After Eros - Boston Globe - February 24, 2002

Childhood Accident Shapes Choreographer's 'Eros'


When choreographer Maureen Fleming was 2 years old and living with her American parents in Japan, a man on a bicycle darted in front of her mother's car. Her mother slammed on the brakes, and Fleming went through the windshield. The man laughed and rode away.

In a way, that incident ended up shaping an entire career in dance, and it undergirds a work that Fleming is bringing to Boston. The multimedia piece "After Eros" will be presented by CRASHarts at the Emerson Majestic Theatre next weekend.

Fleming learned of the incident only four years ago, after a dance injury sent her to a doctor whose X-rays showed the prior impact of the crash on her vertebrae. Learning that made many things fall into place. She now understands why, as a child, she found herself inventing a type of slow, twisting dance; she believes it was her body's unconscious effort to heal itself.

"I would twist and move my body in a way that released any kind of pain," she says in a soft, gentle voice by phone from her home in New York.

From those beginnings, she went on to study ballet and modem dance. She returned to Japan frequently to study Butoh, a minimalist style that emerged in Japan after the war years, with its cofounder Kazuo Ohno. She performed with his son, Yoshito Ohno, and toured internationally with performance artist and choreographer Min Tanaka. She became an artist in residence at La MaMa in New York and has taught widely.

A fellowship from the National Endowment for the Arts brought her back to study in Japan for six months last year. While there she performed at Ohno's studio in Yokohama. "This was a particularly meaningful experience to me, taking the Eros myth and finding a strong sense of reconciliation," Fleming says, "to perform the piece in Yokohama, where the accident had happened."
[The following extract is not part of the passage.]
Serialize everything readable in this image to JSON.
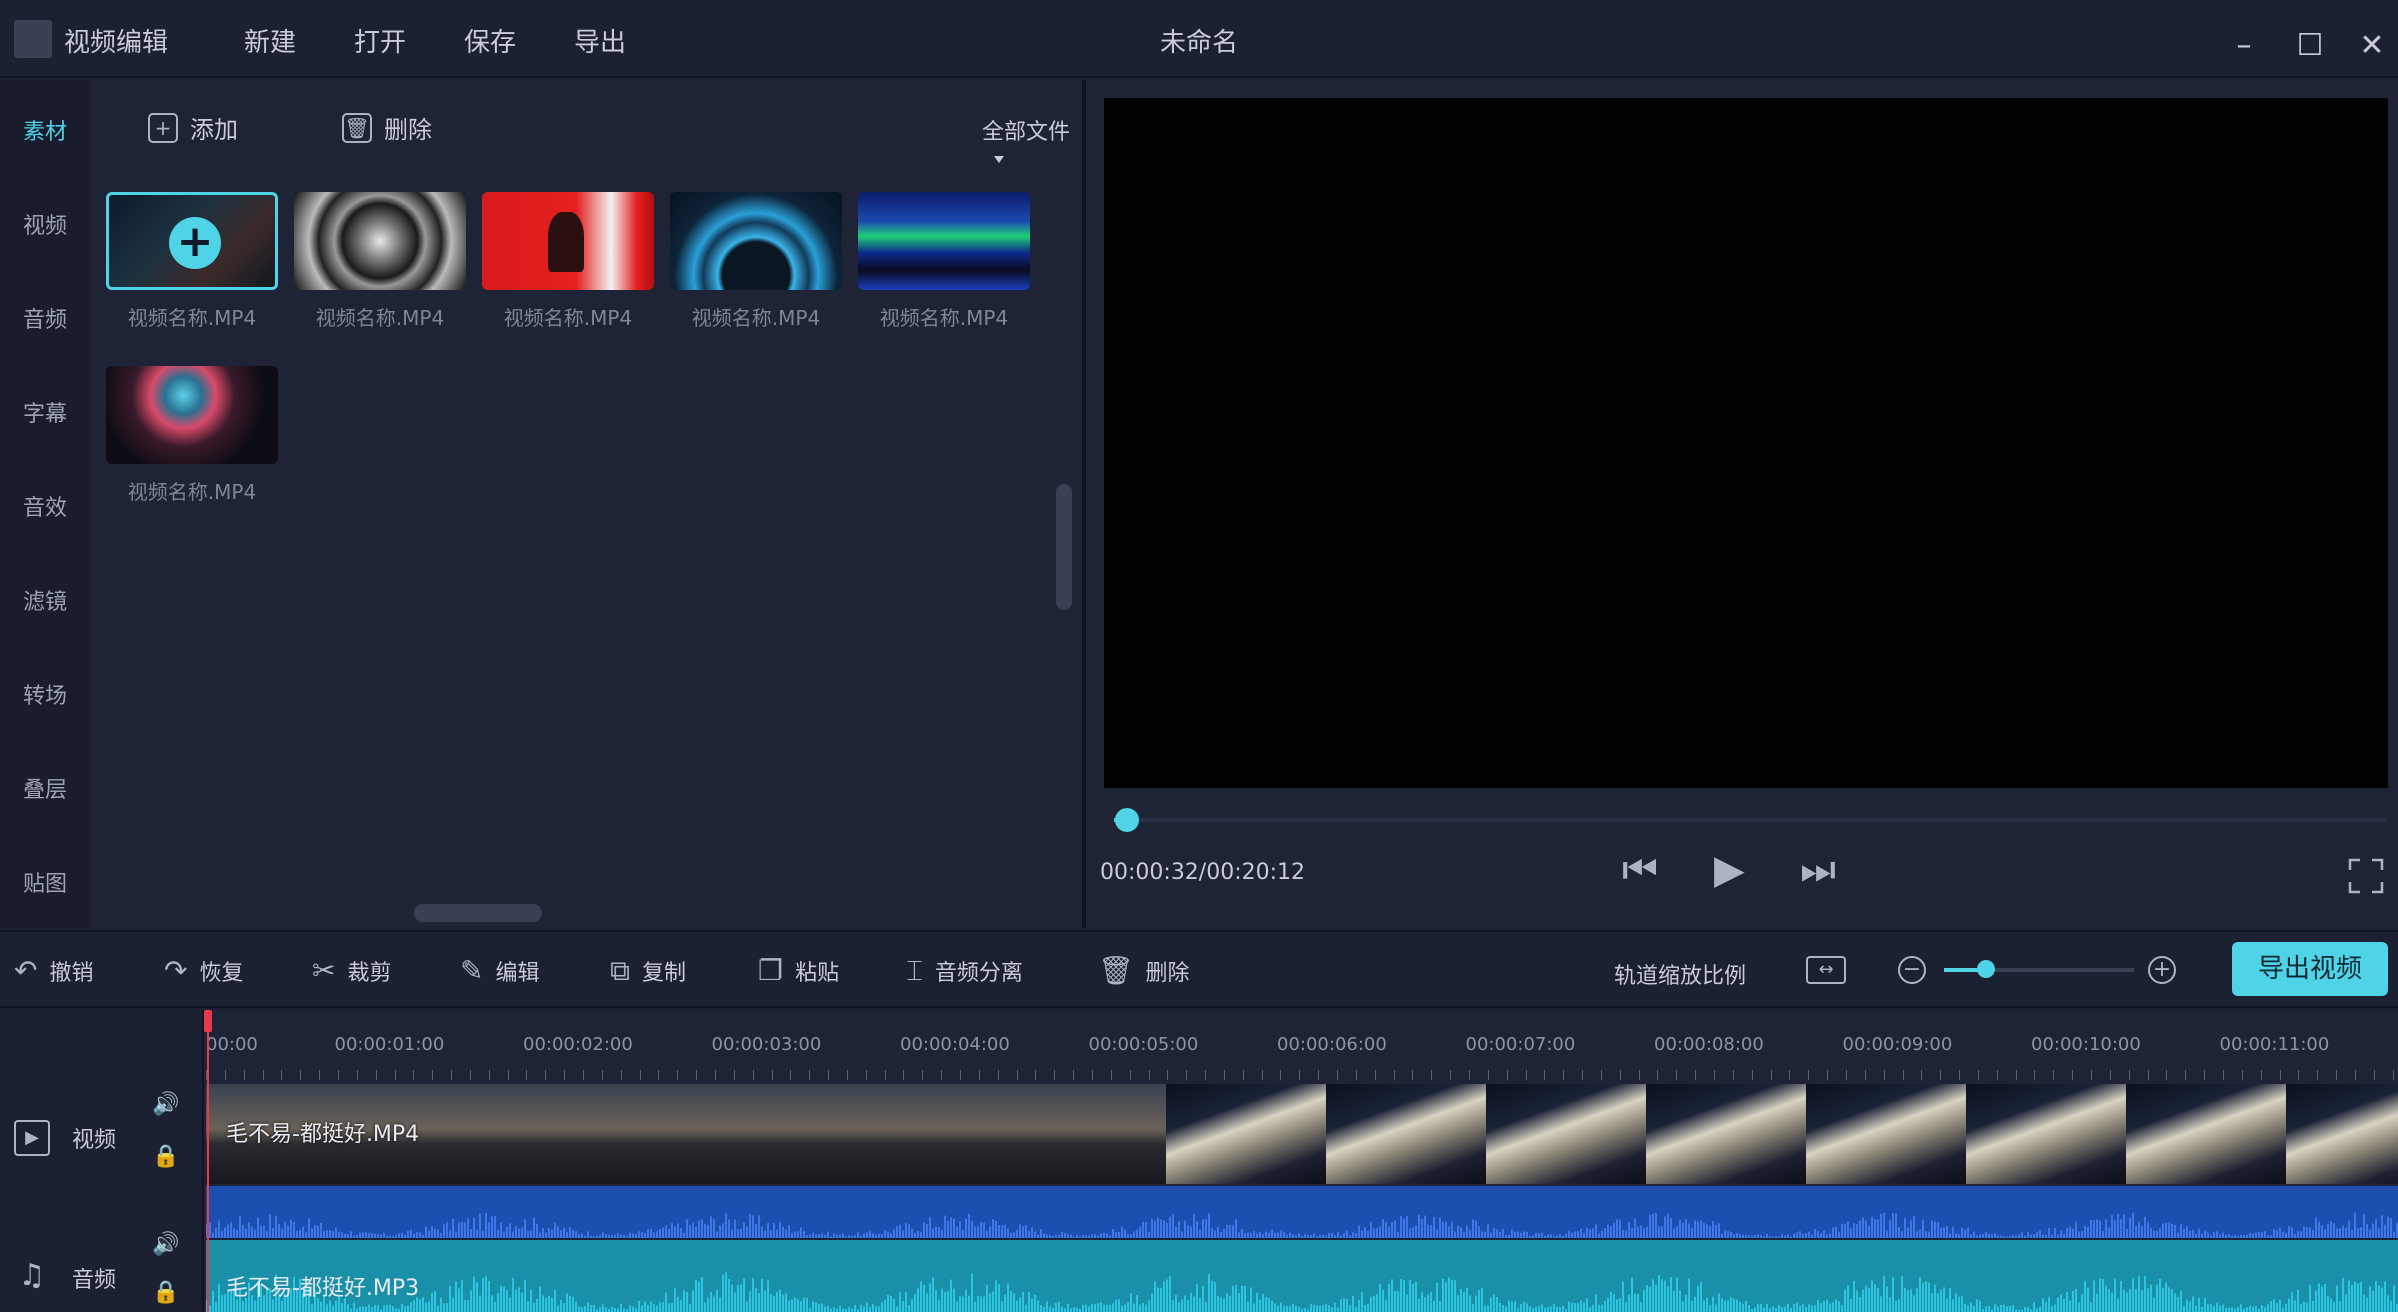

Her father served in the military there after the war, and she has no doubt that the accident was a hostile act. "In some ways this is a tribute to this art form, which was very anti-American." The Eros myth details the twists and turns of love between the love god, Eros, and the mortal Psyche. One part of the myth that seems to link to the accident is Eros's going away, like the bicycle rider did.

"Just after [learning about the accident] we had meetings" with her collaborator, playwright David Henry Hwang. “I was trying to find the relationship with the shapes I had always created and the man on the bicycle. He asked me ‘Has he reoccurred in your life?’ We all have men on bicycles who create change in our lives. The fact that I've been back to Japan many times, not knowing of the experience, is a very feminine response. It's a regenerational thing of facing one's pain instead of running away.”
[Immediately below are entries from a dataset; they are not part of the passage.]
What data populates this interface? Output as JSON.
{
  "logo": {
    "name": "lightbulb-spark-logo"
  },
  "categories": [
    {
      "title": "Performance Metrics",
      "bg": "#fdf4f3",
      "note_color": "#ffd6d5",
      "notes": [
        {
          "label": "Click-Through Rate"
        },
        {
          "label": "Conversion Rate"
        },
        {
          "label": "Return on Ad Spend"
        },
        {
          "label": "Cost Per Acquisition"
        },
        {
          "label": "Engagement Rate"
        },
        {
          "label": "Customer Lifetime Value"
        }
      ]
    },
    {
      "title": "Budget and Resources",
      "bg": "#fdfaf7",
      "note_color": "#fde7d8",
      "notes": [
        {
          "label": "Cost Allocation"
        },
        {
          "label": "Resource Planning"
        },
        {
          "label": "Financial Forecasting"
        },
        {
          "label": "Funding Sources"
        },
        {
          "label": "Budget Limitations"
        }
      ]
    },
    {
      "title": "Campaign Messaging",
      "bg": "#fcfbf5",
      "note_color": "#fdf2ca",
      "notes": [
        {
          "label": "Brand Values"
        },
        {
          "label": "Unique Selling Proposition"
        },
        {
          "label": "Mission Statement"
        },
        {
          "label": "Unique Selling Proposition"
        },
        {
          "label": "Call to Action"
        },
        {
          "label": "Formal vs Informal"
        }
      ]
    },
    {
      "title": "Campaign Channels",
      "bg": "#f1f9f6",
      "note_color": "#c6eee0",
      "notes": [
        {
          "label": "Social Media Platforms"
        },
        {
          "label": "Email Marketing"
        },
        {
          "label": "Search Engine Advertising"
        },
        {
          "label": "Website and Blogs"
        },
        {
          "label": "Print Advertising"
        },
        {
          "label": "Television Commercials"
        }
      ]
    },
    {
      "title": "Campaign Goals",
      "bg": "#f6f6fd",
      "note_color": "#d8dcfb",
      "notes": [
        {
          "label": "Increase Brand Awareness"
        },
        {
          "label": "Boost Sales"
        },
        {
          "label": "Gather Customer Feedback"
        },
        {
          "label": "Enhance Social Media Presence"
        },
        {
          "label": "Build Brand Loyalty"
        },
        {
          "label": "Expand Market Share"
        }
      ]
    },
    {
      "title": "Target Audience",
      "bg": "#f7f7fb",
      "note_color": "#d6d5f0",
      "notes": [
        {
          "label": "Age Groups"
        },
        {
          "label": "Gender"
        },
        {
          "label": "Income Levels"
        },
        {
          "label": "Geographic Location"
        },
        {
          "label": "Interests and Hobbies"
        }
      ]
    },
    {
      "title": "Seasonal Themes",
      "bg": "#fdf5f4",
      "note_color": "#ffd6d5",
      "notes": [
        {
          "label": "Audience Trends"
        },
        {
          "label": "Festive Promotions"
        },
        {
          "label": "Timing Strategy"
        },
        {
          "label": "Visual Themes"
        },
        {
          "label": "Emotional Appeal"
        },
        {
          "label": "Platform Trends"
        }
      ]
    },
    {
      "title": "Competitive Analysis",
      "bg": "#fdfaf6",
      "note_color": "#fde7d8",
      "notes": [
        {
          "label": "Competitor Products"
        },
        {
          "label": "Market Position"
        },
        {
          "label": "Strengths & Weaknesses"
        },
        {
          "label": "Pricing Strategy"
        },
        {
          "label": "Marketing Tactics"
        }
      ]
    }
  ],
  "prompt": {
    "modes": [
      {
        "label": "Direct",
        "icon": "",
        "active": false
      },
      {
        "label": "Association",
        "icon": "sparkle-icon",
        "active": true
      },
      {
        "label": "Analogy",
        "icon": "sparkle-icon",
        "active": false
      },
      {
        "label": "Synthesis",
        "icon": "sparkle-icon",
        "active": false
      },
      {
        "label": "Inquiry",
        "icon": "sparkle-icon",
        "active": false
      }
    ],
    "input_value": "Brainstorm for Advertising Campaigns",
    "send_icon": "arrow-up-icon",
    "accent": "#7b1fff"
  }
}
Trying to describe exactly what Fleming does is not easy. She's as much a performance artist as a dancer. The Baltimore Sun calls her work "part dance, part sculpture, part dream."

To music by Philip Glass, she performs nude, bending her body into curved shapes. At one point she stands on a black platform, appearing to float in space, and does a slow backbend into a circle. She falls in slow motion down a stairscase. Projections of film and slides show images of her body as landscape.

She performs "After Eros" with two men. Her husband, Chris Odo, appears onstage and is the lighting and visual designer; pianist Peter Phillips plays the Glass score. Originally the piece also contained text by Hwang that was projected above the stage, but Fleming decided after a while that seeing the words took the audience out of the state the work sought to elicit. She and her collaborators decided to drop the text but to keep the images Hwang suggested, such as Odo's wearing a 60-foot kimono while ascending a staircase. Odo also spins a 6-foot silver rod very quickly which creates bands of light around his body to depict the moving of the bicycle.

Asked why she sometimes performs nude; Fleming says, "The female body has been a potent image throughout the history of art. One of the reasons it's a strong and expressive image is that it's universal. As soon as clothes are put on, there's a time and place,

"I've always looked for those elements in dance that point toward what is universal about the journey of the soul," she adds. “I do this in the hope that at some point in our evolution we can understand that we as humans share more than we are different."

Catherine Foster can be reached by e-mail at